My current favorite definition of the word “dance” is:
“Impermanence made visible.”
That seems to cover the immensity and the minutia of this slippery form.
I’m particularly in touch with impermanence as Dandelion moves into our premiere of Friend tonight. It strikes me as odd how performance is what I pour my most extreme efforts and longings and strivings into–and then it’s gone so quickly after it arises. This is particularly true in the experimental dance world wherein we often work for many months, seasons and/or years on a particular project and then perform it for one weekend (or if we’re lucky, two.)
Where does the work go? Where do our efforts live after we’ve made them? How does something that feels so important to me pass away before my eyes? I can feel it leaving even before we begin our opening night.
I do believe that the impermanence of live performance is the key ingredient that gives it power. We have to show up completely to make it work, and we ask the audiences to show up completely to share it.
All performances–but especially Friend which feels intensely personal–get me really excited as we move closer to the moment when “it’s time” to head to our starting places; and also stir up great sadness the closer we move to the final moments of closing night. Performance for me is like a blender that shakes, swirls, crushes, blends, releases and renews our insides. And depending on the level of vulnerability required to birth each piece, it’s a blender set on high, medium or low power.

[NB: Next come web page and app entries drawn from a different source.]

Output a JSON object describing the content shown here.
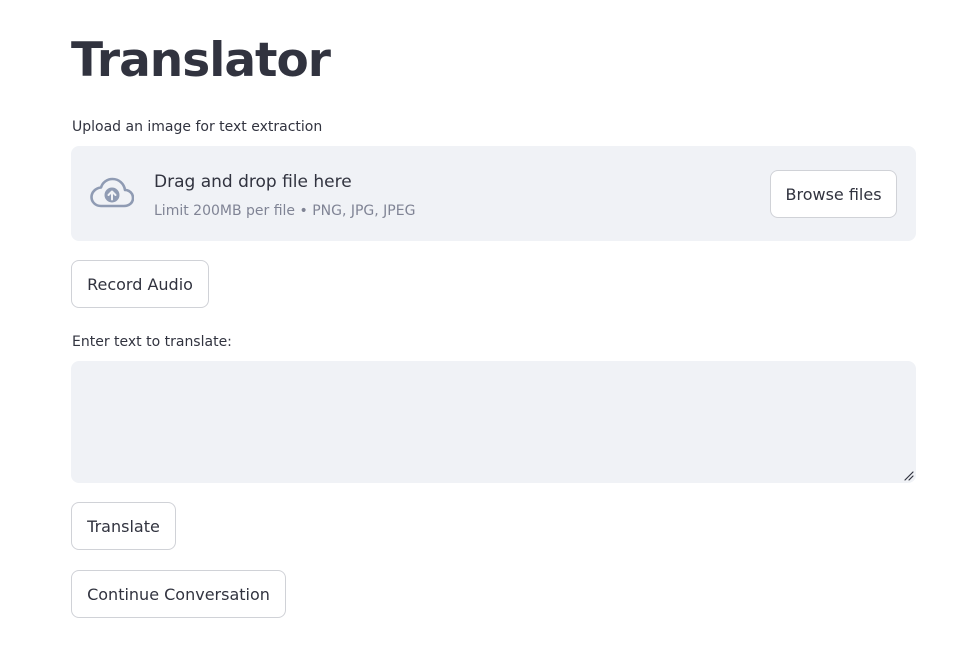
{
  "page": {
    "title": "Translator"
  },
  "uploader": {
    "label": "Upload an image for text extraction",
    "icon": "cloud-upload-icon",
    "drop_text": "Drag and drop file here",
    "hint": "Limit 200MB per file • PNG, JPG, JPEG",
    "browse_label": "Browse files"
  },
  "audio": {
    "record_label": "Record Audio"
  },
  "text_input": {
    "label": "Enter text to translate:",
    "value": ""
  },
  "actions": {
    "translate_label": "Translate",
    "continue_label": "Continue Conversation"
  },
  "colors": {
    "text": "#31333f",
    "muted": "#808495",
    "surface": "#f0f2f6",
    "border": "#d0d2d7",
    "icon": "#8f9bb3"
  }
}
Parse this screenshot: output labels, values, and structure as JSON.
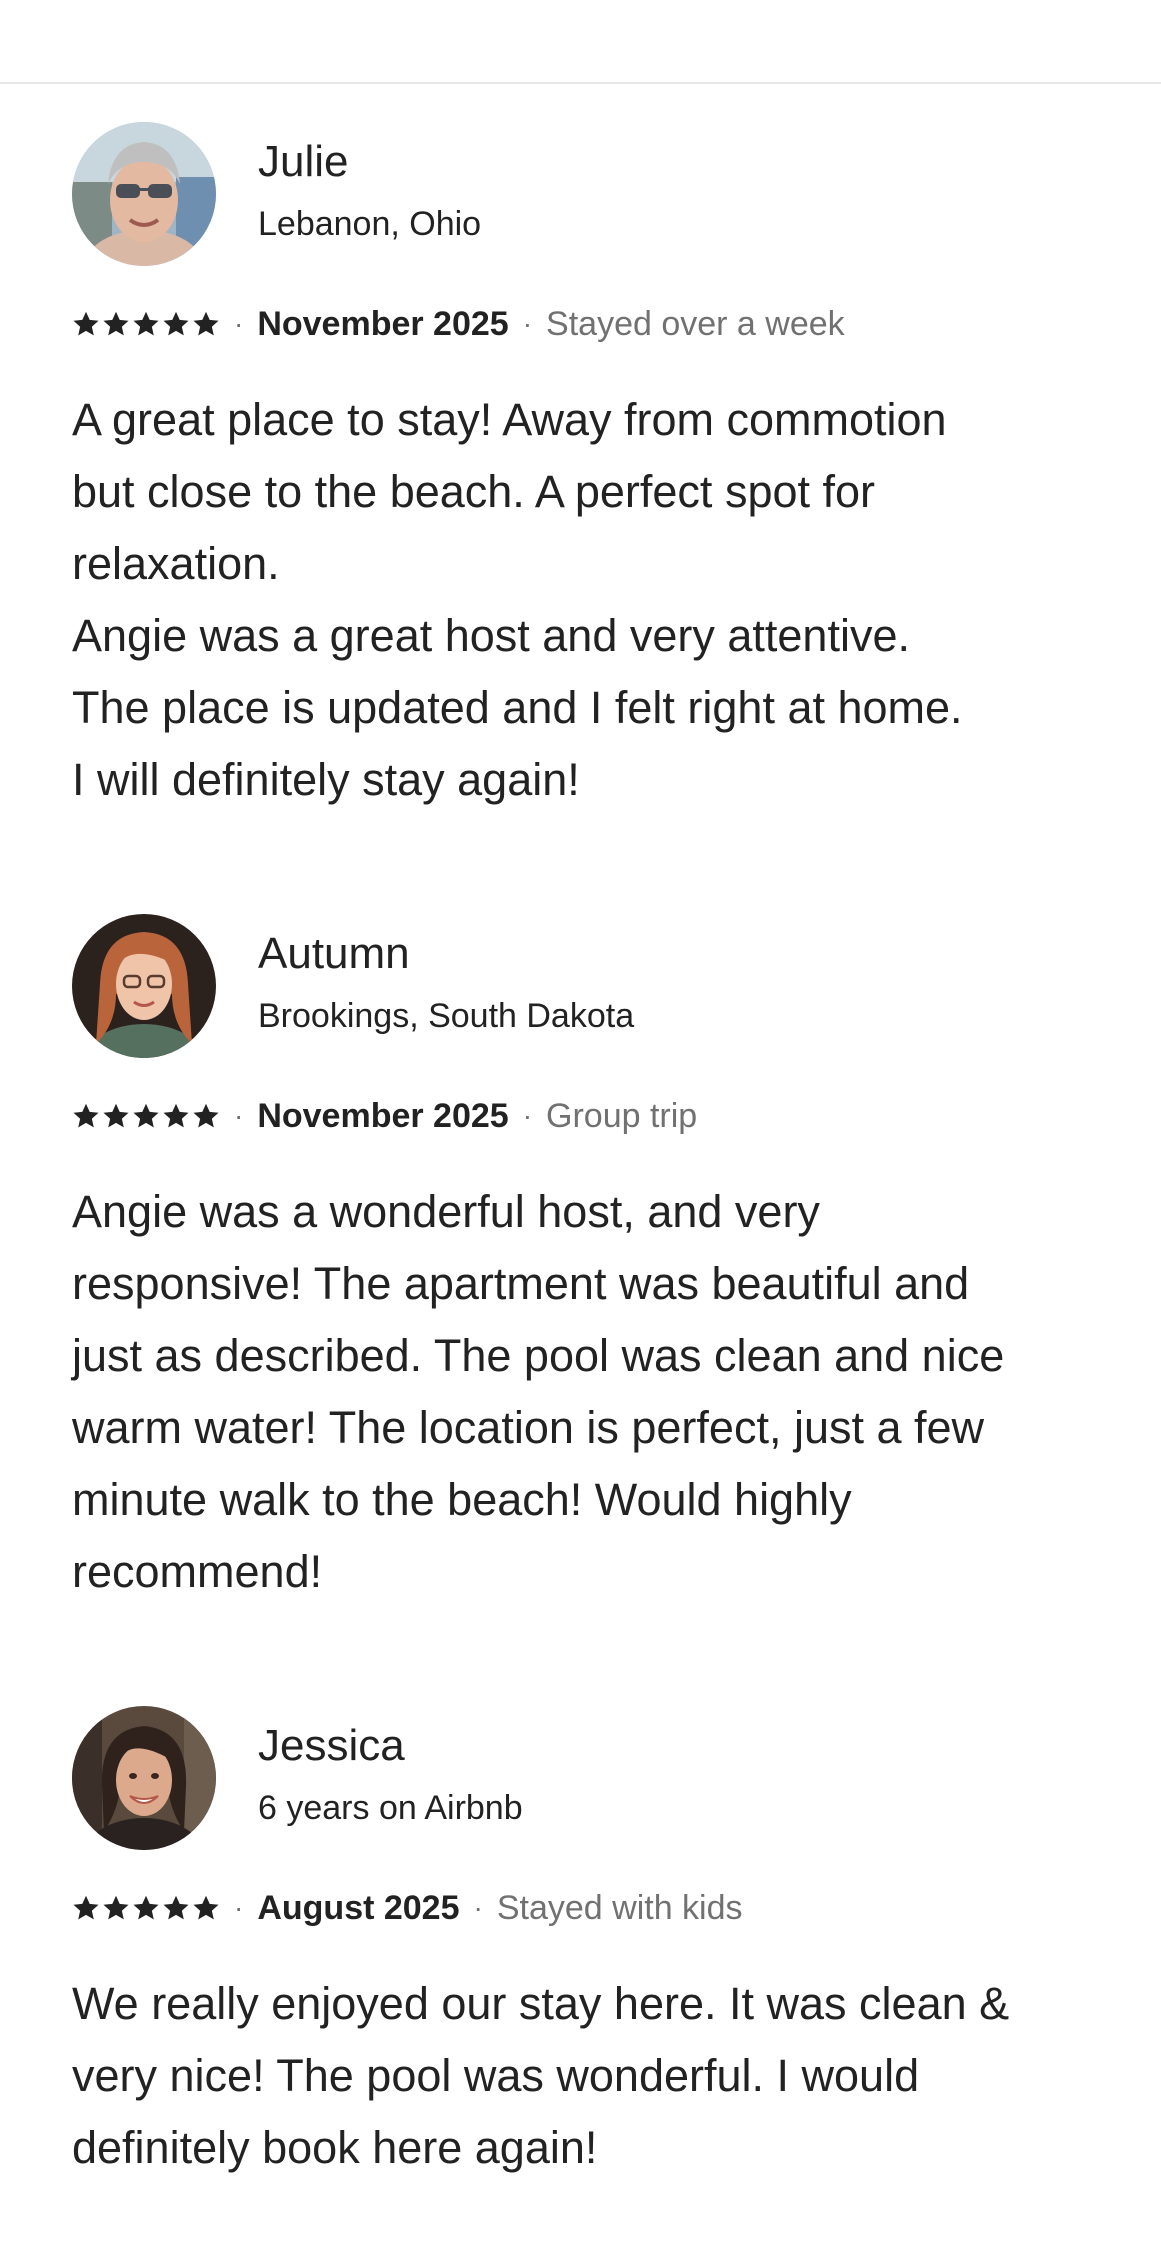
{
  "reviews": [
    {
      "name": "Julie",
      "subtitle": "Lebanon, Ohio",
      "rating": 5,
      "date": "November 2025",
      "trip_type": "Stayed over a week",
      "text": "A great place to stay! Away from commotion\nbut close to the beach. A perfect spot for\nrelaxation.\nAngie was a great host and very attentive.\nThe place is updated and I felt right at home.\nI will definitely stay again!"
    },
    {
      "name": "Autumn",
      "subtitle": "Brookings, South Dakota",
      "rating": 5,
      "date": "November 2025",
      "trip_type": "Group trip",
      "text": "Angie was a wonderful host, and very\nresponsive! The apartment was beautiful and\njust as described. The pool was clean and nice\nwarm water! The location is perfect, just a few\nminute walk to the beach! Would highly\nrecommend!"
    },
    {
      "name": "Jessica",
      "subtitle": "6 years on Airbnb",
      "rating": 5,
      "date": "August 2025",
      "trip_type": "Stayed with kids",
      "text": "We really enjoyed our stay here. It was clean &\nvery nice! The pool was wonderful. I would\ndefinitely book here again!"
    }
  ],
  "separator": "·",
  "colors": {
    "primary_text": "#222222",
    "secondary_text": "#717171",
    "divider": "#e8e8e8"
  },
  "icons": {
    "star": "star-icon",
    "avatar": "avatar-photo"
  }
}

Today as I start to get ready to head to the theater I feel great anticipation, joy, gratitude, sadness, fear, queasiness, and a sense of adventure. I’m reflecting on the many profound moments of impermanence I’ve experienced with the Dandelion ensemble over the last number of years and am looking forward to adding this one to our swirling artistic field of visions.

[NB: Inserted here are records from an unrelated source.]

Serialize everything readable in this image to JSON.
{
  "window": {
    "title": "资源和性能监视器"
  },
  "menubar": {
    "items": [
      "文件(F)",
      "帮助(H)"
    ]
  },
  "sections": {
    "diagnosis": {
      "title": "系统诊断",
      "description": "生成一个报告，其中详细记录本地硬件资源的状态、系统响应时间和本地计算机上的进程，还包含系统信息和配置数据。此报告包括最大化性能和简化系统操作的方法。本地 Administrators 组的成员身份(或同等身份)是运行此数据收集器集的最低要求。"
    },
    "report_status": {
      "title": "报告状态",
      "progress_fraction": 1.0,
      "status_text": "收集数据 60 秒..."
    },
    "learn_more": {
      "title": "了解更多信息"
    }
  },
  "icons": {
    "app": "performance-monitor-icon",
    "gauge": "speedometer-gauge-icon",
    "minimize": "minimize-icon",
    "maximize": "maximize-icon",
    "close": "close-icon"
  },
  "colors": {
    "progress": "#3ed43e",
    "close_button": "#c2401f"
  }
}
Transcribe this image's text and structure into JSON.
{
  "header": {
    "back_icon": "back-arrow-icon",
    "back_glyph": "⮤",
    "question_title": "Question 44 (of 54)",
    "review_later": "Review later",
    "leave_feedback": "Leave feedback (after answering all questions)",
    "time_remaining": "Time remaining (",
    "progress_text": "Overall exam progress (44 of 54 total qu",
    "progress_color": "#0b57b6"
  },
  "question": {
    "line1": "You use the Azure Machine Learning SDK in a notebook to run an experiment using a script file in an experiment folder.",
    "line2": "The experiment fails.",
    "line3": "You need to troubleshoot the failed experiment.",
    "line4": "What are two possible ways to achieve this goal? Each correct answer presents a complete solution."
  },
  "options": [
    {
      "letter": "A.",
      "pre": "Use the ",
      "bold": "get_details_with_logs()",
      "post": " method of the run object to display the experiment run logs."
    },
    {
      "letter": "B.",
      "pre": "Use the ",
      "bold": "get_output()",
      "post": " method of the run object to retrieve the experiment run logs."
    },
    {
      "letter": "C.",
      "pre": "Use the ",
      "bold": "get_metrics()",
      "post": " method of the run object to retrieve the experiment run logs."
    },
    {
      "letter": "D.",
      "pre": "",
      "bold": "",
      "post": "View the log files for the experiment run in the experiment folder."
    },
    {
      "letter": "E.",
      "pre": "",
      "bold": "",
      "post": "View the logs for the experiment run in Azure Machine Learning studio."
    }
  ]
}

Bringing a new work onstage is always scary to me. It helps somehow to remember that I’ve done it before so many times, and to “huddle” with my team by rewatching some of those instances.